HIE markets evolve, shifting priorities to actionable data

By Erin McCann, Associate Editor
Created 07/16/2012
FRAMINGHAM, MA – A new report highlighting the evolving nature of health information exchanges (HIEs) found that the HIE market is shifting its priorities from that of connecting the ecosystem with exchange data and meaningful use incentives to turning data into “actionable information.” 
The IDC MarketScape study, "U.S. Health Information Exchange Platform Solutions 2012 Vendor Assessment," evaluated 16 vendors that offer a platform solution – which IDC Health Insight officials define as having development tools, published APIs, education of technical staff, a broad ecosystem of partners and professional services – for HIE and how those platforms have evolved. 

5 Ways to Improve EHRs for Pediatric Providers

Written by Kathleen Roney | July 12, 2012
The National Institute of Standards and Technology has released "A Human Factors Guide to Enhance EHR Usability of Critical User Interactions when Supporting Pediatric Patient Care" to address the lag of electronic health record adoption by pediatric care providers.
NIST developed the guide because pediatric patients have unique characteristics that translate to higher complexity for providing care with paper-based charts and EHRs. According to the report, the unique characteristics of pediatric patients may be a factor in the low adoption of EHRs by pediatric providers.

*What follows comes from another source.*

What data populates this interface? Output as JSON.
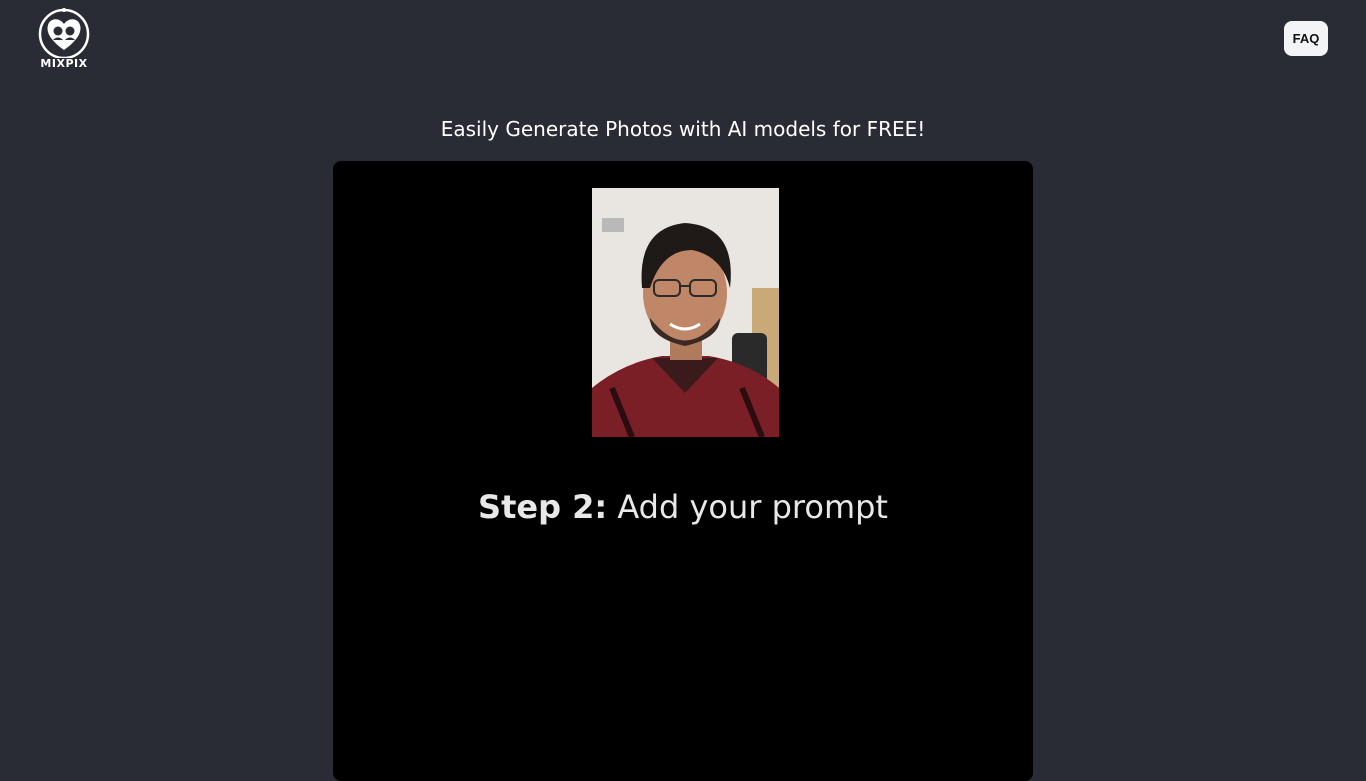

For this reason, the report details recommendations to enhance EHR usability when supporting pediatric patient care.
Monday, July 16, 2012

Federal Gov't Continues With Health IT Activity in Q2 2012

The federal government continued to implement the Health Information Technology for Economic and Clinical Health Act, enacted as part of the American Recovery and Reinvestment Act, during the second quarter of 2012. Below is a summary of key developments and milestones achieved between April 1and June 30.